═══ Source material ═══

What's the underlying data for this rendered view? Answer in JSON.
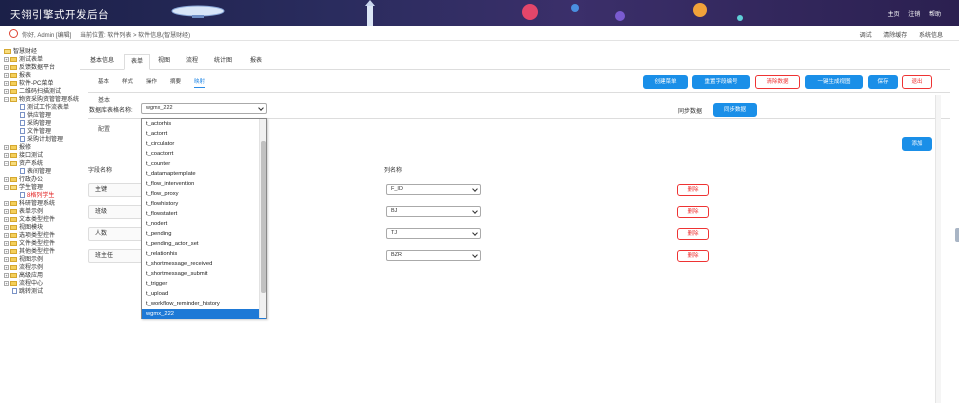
{
  "header": {
    "title": "天翎引擎式开发后台",
    "nav": [
      "主页",
      "注销",
      "帮助"
    ]
  },
  "subbar": {
    "greeting": "你好, Admin [编辑]",
    "location": "当前位置: 软件列表 > 软件信息(智慧财经)",
    "tools": [
      "调试",
      "清除缓存",
      "系统信息"
    ]
  },
  "sidebar": {
    "items": [
      {
        "label": "智慧财经",
        "kind": "root"
      },
      {
        "label": "测试表单",
        "kind": "folder"
      },
      {
        "label": "反馈数据平台",
        "kind": "folder"
      },
      {
        "label": "报表",
        "kind": "folder"
      },
      {
        "label": "软件-PC菜单",
        "kind": "folder"
      },
      {
        "label": "二维码扫描测试",
        "kind": "folder"
      },
      {
        "label": "物资采购资管管理系统",
        "kind": "folder-open"
      },
      {
        "label": "测试工作流表单",
        "kind": "page"
      },
      {
        "label": "供应管理",
        "kind": "page"
      },
      {
        "label": "采购管理",
        "kind": "page"
      },
      {
        "label": "文件管理",
        "kind": "page"
      },
      {
        "label": "采购计划管理",
        "kind": "page"
      },
      {
        "label": "报修",
        "kind": "folder"
      },
      {
        "label": "接口测试",
        "kind": "folder"
      },
      {
        "label": "资产系统",
        "kind": "folder-open"
      },
      {
        "label": "表间管理",
        "kind": "page"
      },
      {
        "label": "行政办公",
        "kind": "folder"
      },
      {
        "label": "学生管理",
        "kind": "folder-open"
      },
      {
        "label": "8格列学生",
        "kind": "page-selected"
      },
      {
        "label": "科研管理系统",
        "kind": "folder"
      },
      {
        "label": "表单示例",
        "kind": "folder"
      },
      {
        "label": "文本类型控件",
        "kind": "folder"
      },
      {
        "label": "视图模块",
        "kind": "folder"
      },
      {
        "label": "选项类型控件",
        "kind": "folder"
      },
      {
        "label": "文件类型控件",
        "kind": "folder"
      },
      {
        "label": "其他类型控件",
        "kind": "folder"
      },
      {
        "label": "视图示例",
        "kind": "folder"
      },
      {
        "label": "流程示例",
        "kind": "folder"
      },
      {
        "label": "高级应用",
        "kind": "folder"
      },
      {
        "label": "流程中心",
        "kind": "folder"
      },
      {
        "label": "跳转测试",
        "kind": "page"
      }
    ]
  },
  "tabs": [
    "基本信息",
    "表单",
    "视图",
    "流程",
    "统计图",
    "报表"
  ],
  "active_tab": "表单",
  "subtabs": [
    "基本",
    "样式",
    "操作",
    "摘要",
    "映射"
  ],
  "active_subtab": "映射",
  "actions": {
    "create_menu": "创建菜单",
    "reset_fields": "重置字段编号",
    "clear_data": "清除数据",
    "generate_view": "一键生成视图",
    "save": "保存",
    "exit": "退出"
  },
  "section_basic": "基本",
  "table_label": "数据库表格名称:",
  "table_selected": "wgmx_222",
  "sync_label": "同步数据",
  "sync_button": "同步数据",
  "section_config": "配置",
  "add_button": "添加",
  "field_col_header": "字段名称",
  "column_col_header": "列名称",
  "mappings": [
    {
      "field": "主键",
      "column": "F_ID",
      "delete": "删除"
    },
    {
      "field": "班级",
      "column": "BJ",
      "delete": "删除"
    },
    {
      "field": "人数",
      "column": "TJ",
      "delete": "删除"
    },
    {
      "field": "班主任",
      "column": "BZR",
      "delete": "删除"
    }
  ],
  "dropdown_options": [
    "t_actorhis",
    "t_actorrt",
    "t_circulator",
    "t_coactorrt",
    "t_counter",
    "t_datamaptemplate",
    "t_flow_intervention",
    "t_flow_proxy",
    "t_flowhistory",
    "t_flowstatert",
    "t_nodert",
    "t_pending",
    "t_pending_actor_set",
    "t_relationhis",
    "t_shortmessage_received",
    "t_shortmessage_submit",
    "t_trigger",
    "t_upload",
    "t_workflow_reminder_history",
    "wgmx_222"
  ],
  "colors": {
    "accent": "#1a8fe8",
    "danger": "#e33333",
    "header_bg": "#23265a"
  }
}
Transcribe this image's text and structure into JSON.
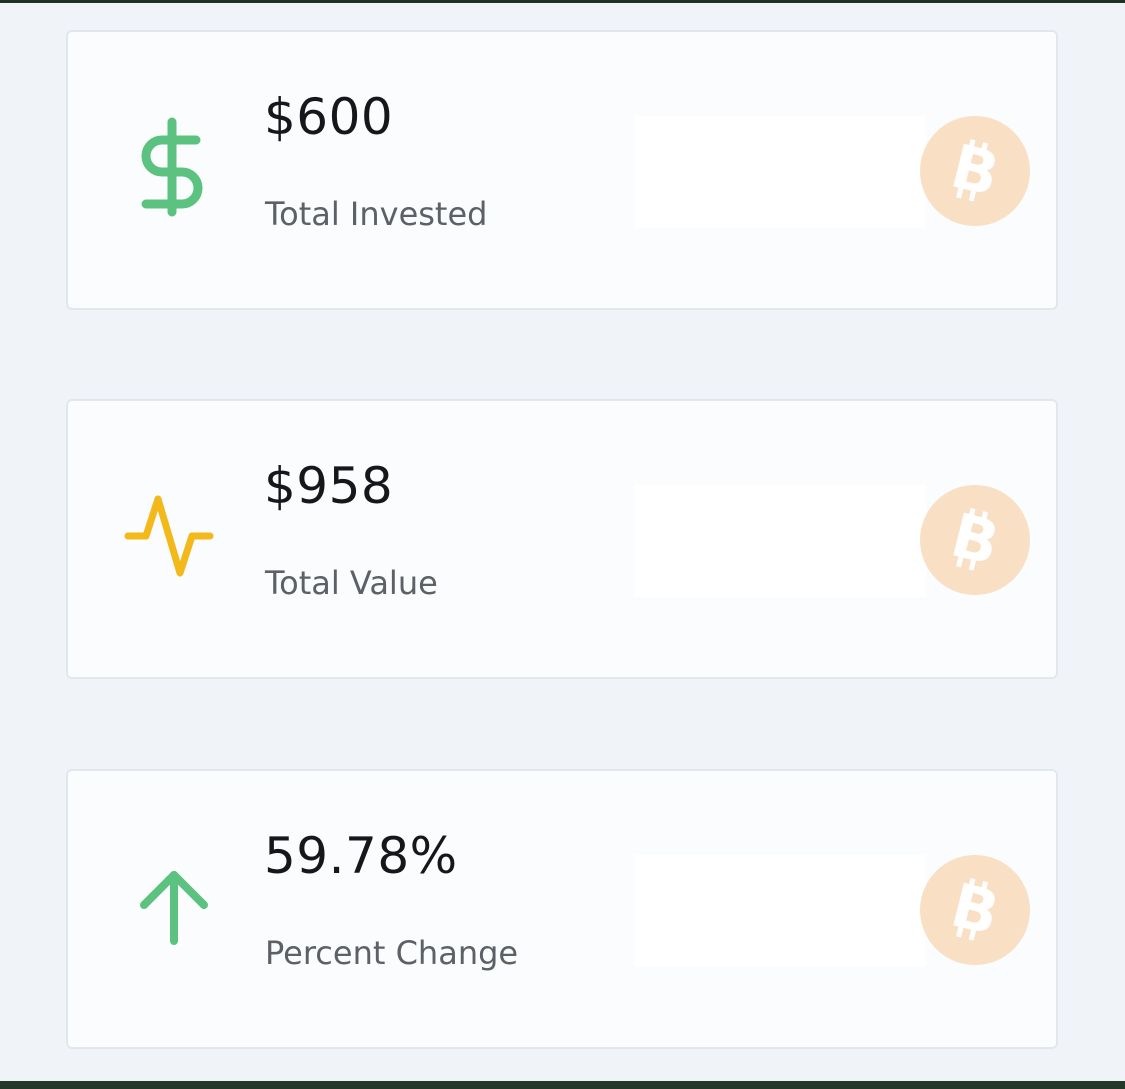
{
  "stats": [
    {
      "value": "$600",
      "label": "Total Invested",
      "icon": "dollar-icon",
      "icon_color": "#5cc27f"
    },
    {
      "value": "$958",
      "label": "Total Value",
      "icon": "activity-icon",
      "icon_color": "#f3b81a"
    },
    {
      "value": "59.78%",
      "label": "Percent Change",
      "icon": "arrow-up-icon",
      "icon_color": "#5cc27f"
    }
  ],
  "coin": {
    "icon": "bitcoin-icon",
    "color": "#f9dfc4"
  },
  "colors": {
    "background": "#f0f4f9",
    "card": "#fafcfe",
    "value_text": "#15171a",
    "label_text": "#5d6167"
  }
}
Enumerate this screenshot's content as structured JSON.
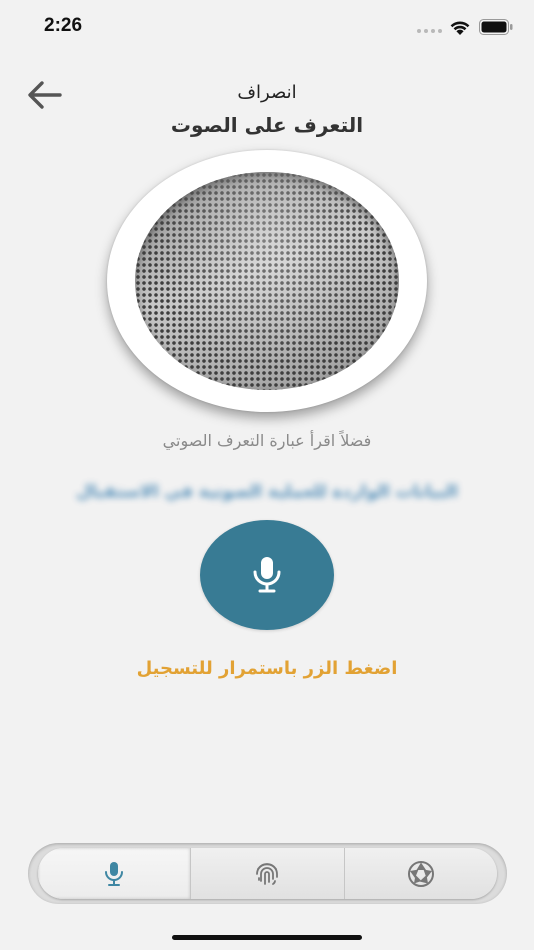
{
  "status_bar": {
    "time": "2:26"
  },
  "header": {
    "cancel_label": "انصراف",
    "title": "التعرف على الصوت"
  },
  "main": {
    "instruction": "فضلاً اقرأ عبارة التعرف الصوتي",
    "phrase": "البيانات الواردة للعملية الصوتية في الاستقبال",
    "hint": "اضغط الزر باستمرار للتسجيل"
  },
  "tabbar": {
    "tabs": [
      {
        "icon": "microphone-icon",
        "active": true
      },
      {
        "icon": "fingerprint-icon",
        "active": false
      },
      {
        "icon": "camera-shutter-icon",
        "active": false
      }
    ]
  },
  "colors": {
    "accent": "#387b94",
    "hint": "#e2a234",
    "background": "#f2f2f2"
  }
}
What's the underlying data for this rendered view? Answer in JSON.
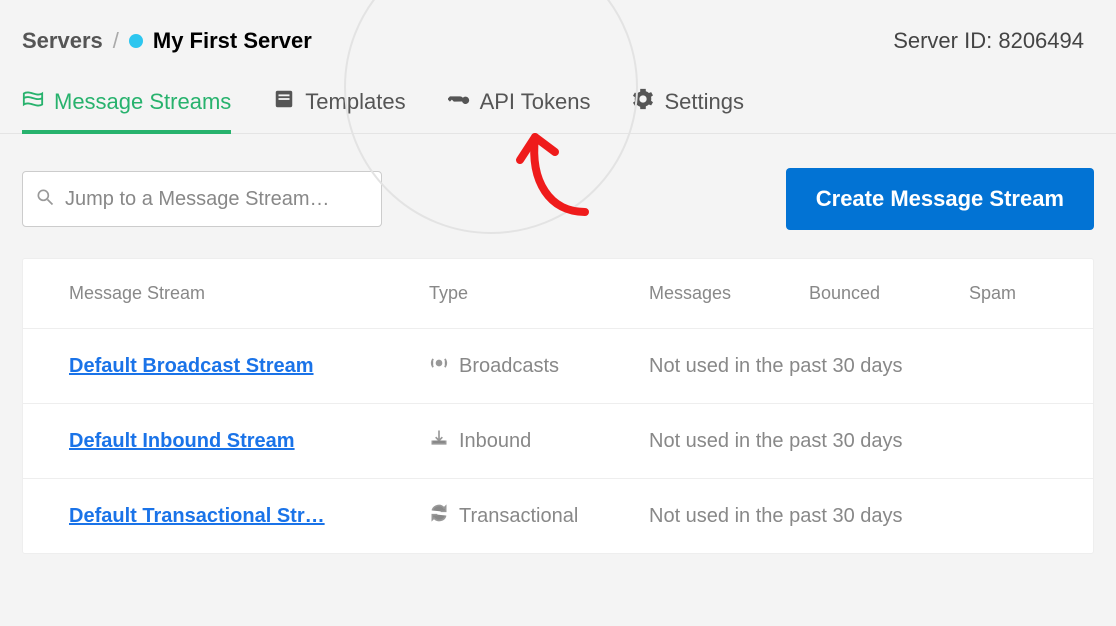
{
  "breadcrumb": {
    "root": "Servers",
    "current": "My First Server"
  },
  "server_id": {
    "label": "Server ID:",
    "value": "8206494"
  },
  "tabs": {
    "message_streams": "Message Streams",
    "templates": "Templates",
    "api_tokens": "API Tokens",
    "settings": "Settings"
  },
  "search": {
    "placeholder": "Jump to a Message Stream…"
  },
  "buttons": {
    "create": "Create Message Stream"
  },
  "table": {
    "headers": {
      "stream": "Message Stream",
      "type": "Type",
      "messages": "Messages",
      "bounced": "Bounced",
      "spam": "Spam"
    },
    "rows": [
      {
        "name": "Default Broadcast Stream",
        "type": "Broadcasts",
        "status": "Not used in the past 30 days"
      },
      {
        "name": "Default Inbound Stream",
        "type": "Inbound",
        "status": "Not used in the past 30 days"
      },
      {
        "name": "Default Transactional Str…",
        "type": "Transactional",
        "status": "Not used in the past 30 days"
      }
    ]
  }
}
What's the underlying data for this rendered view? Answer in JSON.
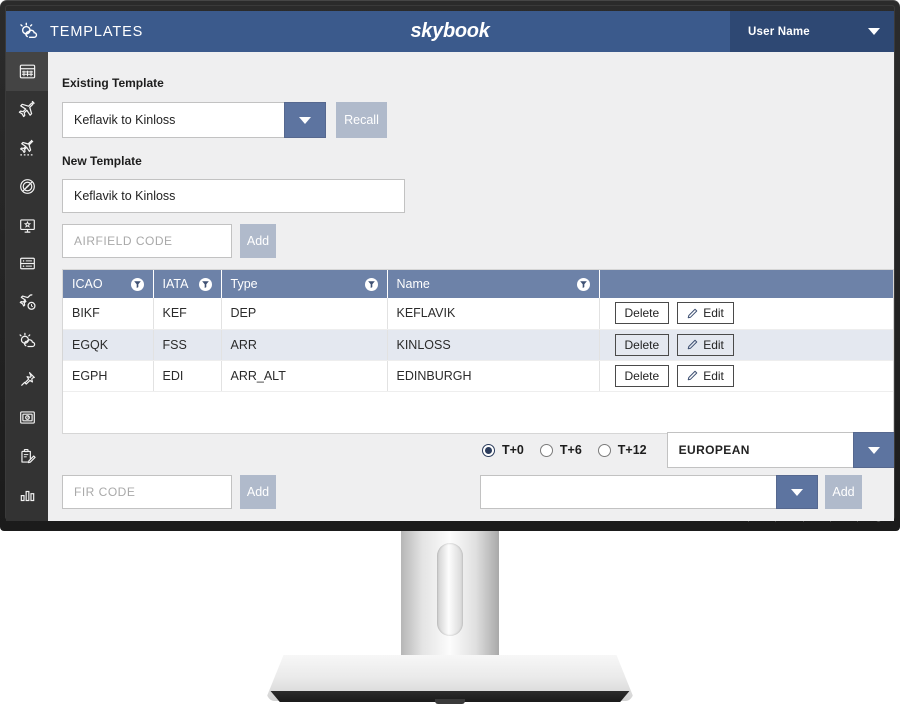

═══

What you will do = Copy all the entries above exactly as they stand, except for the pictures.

The completed task =
What's the underlying data for this rendered view? Answer in JSON.
{
  "header": {
    "title": "天翎引擎式开发后台",
    "nav": [
      "主页",
      "注销",
      "帮助"
    ]
  },
  "subbar": {
    "greeting": "你好, Admin [编辑]",
    "location": "当前位置: 软件列表 > 软件信息(智慧财经)",
    "tools": [
      "调试",
      "清除缓存",
      "系统信息"
    ]
  },
  "sidebar": {
    "items": [
      {
        "label": "智慧财经",
        "kind": "root"
      },
      {
        "label": "测试表单",
        "kind": "folder"
      },
      {
        "label": "反馈数据平台",
        "kind": "folder"
      },
      {
        "label": "报表",
        "kind": "folder"
      },
      {
        "label": "软件-PC菜单",
        "kind": "folder"
      },
      {
        "label": "二维码扫描测试",
        "kind": "folder"
      },
      {
        "label": "物资采购资管管理系统",
        "kind": "folder-open"
      },
      {
        "label": "测试工作流表单",
        "kind": "page"
      },
      {
        "label": "供应管理",
        "kind": "page"
      },
      {
        "label": "采购管理",
        "kind": "page"
      },
      {
        "label": "文件管理",
        "kind": "page"
      },
      {
        "label": "采购计划管理",
        "kind": "page"
      },
      {
        "label": "报修",
        "kind": "folder"
      },
      {
        "label": "接口测试",
        "kind": "folder"
      },
      {
        "label": "资产系统",
        "kind": "folder-open"
      },
      {
        "label": "表间管理",
        "kind": "page"
      },
      {
        "label": "行政办公",
        "kind": "folder"
      },
      {
        "label": "学生管理",
        "kind": "folder-open"
      },
      {
        "label": "8格列学生",
        "kind": "page-selected"
      },
      {
        "label": "科研管理系统",
        "kind": "folder"
      },
      {
        "label": "表单示例",
        "kind": "folder"
      },
      {
        "label": "文本类型控件",
        "kind": "folder"
      },
      {
        "label": "视图模块",
        "kind": "folder"
      },
      {
        "label": "选项类型控件",
        "kind": "folder"
      },
      {
        "label": "文件类型控件",
        "kind": "folder"
      },
      {
        "label": "其他类型控件",
        "kind": "folder"
      },
      {
        "label": "视图示例",
        "kind": "folder"
      },
      {
        "label": "流程示例",
        "kind": "folder"
      },
      {
        "label": "高级应用",
        "kind": "folder"
      },
      {
        "label": "流程中心",
        "kind": "folder"
      },
      {
        "label": "跳转测试",
        "kind": "page"
      }
    ]
  },
  "tabs": [
    "基本信息",
    "表单",
    "视图",
    "流程",
    "统计图",
    "报表"
  ],
  "active_tab": "表单",
  "subtabs": [
    "基本",
    "样式",
    "操作",
    "摘要",
    "映射"
  ],
  "active_subtab": "映射",
  "actions": {
    "create_menu": "创建菜单",
    "reset_fields": "重置字段编号",
    "clear_data": "清除数据",
    "generate_view": "一键生成视图",
    "save": "保存",
    "exit": "退出"
  },
  "section_basic": "基本",
  "table_label": "数据库表格名称:",
  "table_selected": "wgmx_222",
  "sync_label": "同步数据",
  "sync_button": "同步数据",
  "section_config": "配置",
  "add_button": "添加",
  "field_col_header": "字段名称",
  "column_col_header": "列名称",
  "mappings": [
    {
      "field": "主键",
      "column": "F_ID",
      "delete": "删除"
    },
    {
      "field": "班级",
      "column": "BJ",
      "delete": "删除"
    },
    {
      "field": "人数",
      "column": "TJ",
      "delete": "删除"
    },
    {
      "field": "班主任",
      "column": "BZR",
      "delete": "删除"
    }
  ],
  "dropdown_options": [
    "t_actorhis",
    "t_actorrt",
    "t_circulator",
    "t_coactorrt",
    "t_counter",
    "t_datamaptemplate",
    "t_flow_intervention",
    "t_flow_proxy",
    "t_flowhistory",
    "t_flowstatert",
    "t_nodert",
    "t_pending",
    "t_pending_actor_set",
    "t_relationhis",
    "t_shortmessage_received",
    "t_shortmessage_submit",
    "t_trigger",
    "t_upload",
    "t_workflow_reminder_history",
    "wgmx_222"
  ],
  "colors": {
    "accent": "#1a8fe8",
    "danger": "#e33333",
    "header_bg": "#23265a"
  }
}
Transcribe this image's text and structure into JSON.
{
  "stats": [
    {
      "value": "$600",
      "label": "Total Invested",
      "icon": "dollar-icon",
      "icon_color": "#5cc27f"
    },
    {
      "value": "$958",
      "label": "Total Value",
      "icon": "activity-icon",
      "icon_color": "#f3b81a"
    },
    {
      "value": "59.78%",
      "label": "Percent Change",
      "icon": "arrow-up-icon",
      "icon_color": "#5cc27f"
    }
  ],
  "coin": {
    "icon": "bitcoin-icon",
    "color": "#f9dfc4"
  },
  "colors": {
    "background": "#f0f4f9",
    "card": "#fafcfe",
    "value_text": "#15171a",
    "label_text": "#5d6167"
  }
}
Enumerate this screenshot's content as structured JSON.
{
  "status_bar": {
    "time": "2:26"
  },
  "header": {
    "cancel_label": "انصراف",
    "title": "التعرف على الصوت"
  },
  "main": {
    "instruction": "فضلاً اقرأ عبارة التعرف الصوتي",
    "phrase": "البيانات الواردة للعملية الصوتية في الاستقبال",
    "hint": "اضغط الزر باستمرار للتسجيل"
  },
  "tabbar": {
    "tabs": [
      {
        "icon": "microphone-icon",
        "active": true
      },
      {
        "icon": "fingerprint-icon",
        "active": false
      },
      {
        "icon": "camera-shutter-icon",
        "active": false
      }
    ]
  },
  "colors": {
    "accent": "#387b94",
    "hint": "#e2a234",
    "background": "#f2f2f2"
  }
}
What's the underlying data for this rendered view? Answer in JSON.
{
  "breadcrumb": {
    "root": "Servers",
    "current": "My First Server"
  },
  "server_id": {
    "label": "Server ID:",
    "value": "8206494"
  },
  "tabs": {
    "message_streams": "Message Streams",
    "templates": "Templates",
    "api_tokens": "API Tokens",
    "settings": "Settings"
  },
  "search": {
    "placeholder": "Jump to a Message Stream…"
  },
  "buttons": {
    "create": "Create Message Stream"
  },
  "table": {
    "headers": {
      "stream": "Message Stream",
      "type": "Type",
      "messages": "Messages",
      "bounced": "Bounced",
      "spam": "Spam"
    },
    "rows": [
      {
        "name": "Default Broadcast Stream",
        "type": "Broadcasts",
        "status": "Not used in the past 30 days"
      },
      {
        "name": "Default Inbound Stream",
        "type": "Inbound",
        "status": "Not used in the past 30 days"
      },
      {
        "name": "Default Transactional Str…",
        "type": "Transactional",
        "status": "Not used in the past 30 days"
      }
    ]
  }
}
What's the underlying data for this rendered view? Answer in JSON.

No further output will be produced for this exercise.